MATERIAL FOR THIS EXERCISE.

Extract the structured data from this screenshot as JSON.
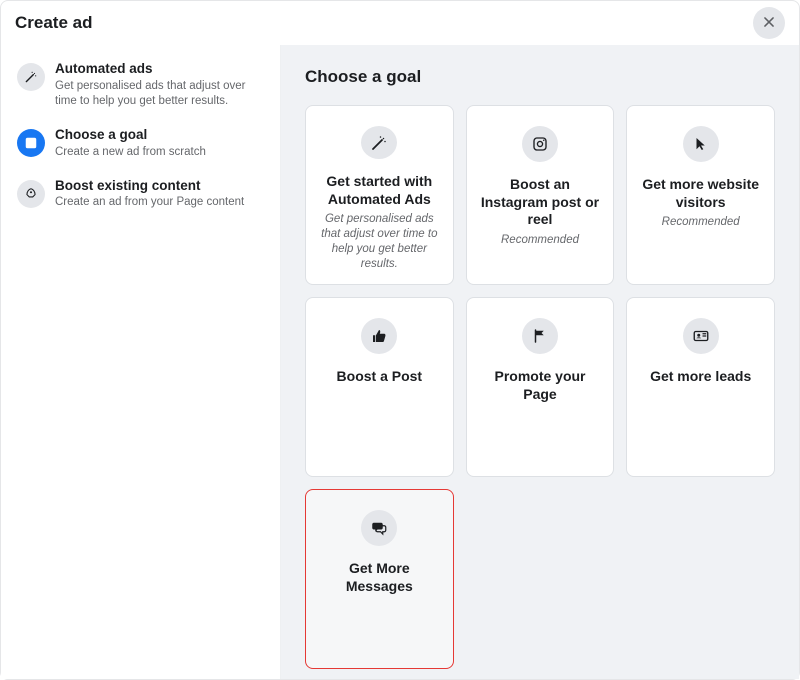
{
  "header": {
    "title": "Create ad"
  },
  "sidebar": {
    "items": [
      {
        "title": "Automated ads",
        "sub": "Get personalised ads that adjust over time to help you get better results."
      },
      {
        "title": "Choose a goal",
        "sub": "Create a new ad from scratch"
      },
      {
        "title": "Boost existing content",
        "sub": "Create an ad from your Page content"
      }
    ]
  },
  "main": {
    "title": "Choose a goal",
    "goals": [
      {
        "title": "Get started with Automated Ads",
        "sub": "Get personalised ads that adjust over time to help you get better results."
      },
      {
        "title": "Boost an Instagram post or reel",
        "sub": "Recommended"
      },
      {
        "title": "Get more website visitors",
        "sub": "Recommended"
      },
      {
        "title": "Boost a Post",
        "sub": ""
      },
      {
        "title": "Promote your Page",
        "sub": ""
      },
      {
        "title": "Get more leads",
        "sub": ""
      },
      {
        "title": "Get More Messages",
        "sub": ""
      }
    ]
  }
}
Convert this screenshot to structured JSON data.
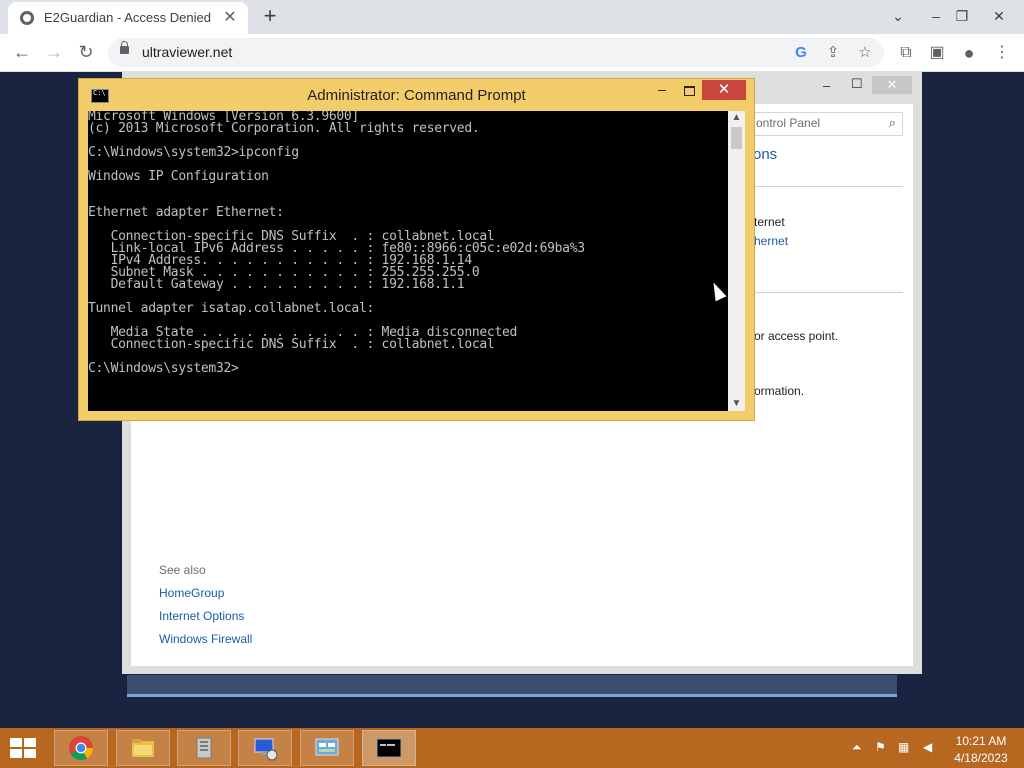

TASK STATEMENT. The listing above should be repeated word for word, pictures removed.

ANSWER BELOW.
Extract the structured data from this screenshot as JSON.
{
  "header": {
    "title": "Create ad"
  },
  "sidebar": {
    "items": [
      {
        "title": "Automated ads",
        "sub": "Get personalised ads that adjust over time to help you get better results."
      },
      {
        "title": "Choose a goal",
        "sub": "Create a new ad from scratch"
      },
      {
        "title": "Boost existing content",
        "sub": "Create an ad from your Page content"
      }
    ]
  },
  "main": {
    "title": "Choose a goal",
    "goals": [
      {
        "title": "Get started with Automated Ads",
        "sub": "Get personalised ads that adjust over time to help you get better results."
      },
      {
        "title": "Boost an Instagram post or reel",
        "sub": "Recommended"
      },
      {
        "title": "Get more website visitors",
        "sub": "Recommended"
      },
      {
        "title": "Boost a Post",
        "sub": ""
      },
      {
        "title": "Promote your Page",
        "sub": ""
      },
      {
        "title": "Get more leads",
        "sub": ""
      },
      {
        "title": "Get More Messages",
        "sub": ""
      }
    ]
  }
}
Convert this screenshot to structured JSON data.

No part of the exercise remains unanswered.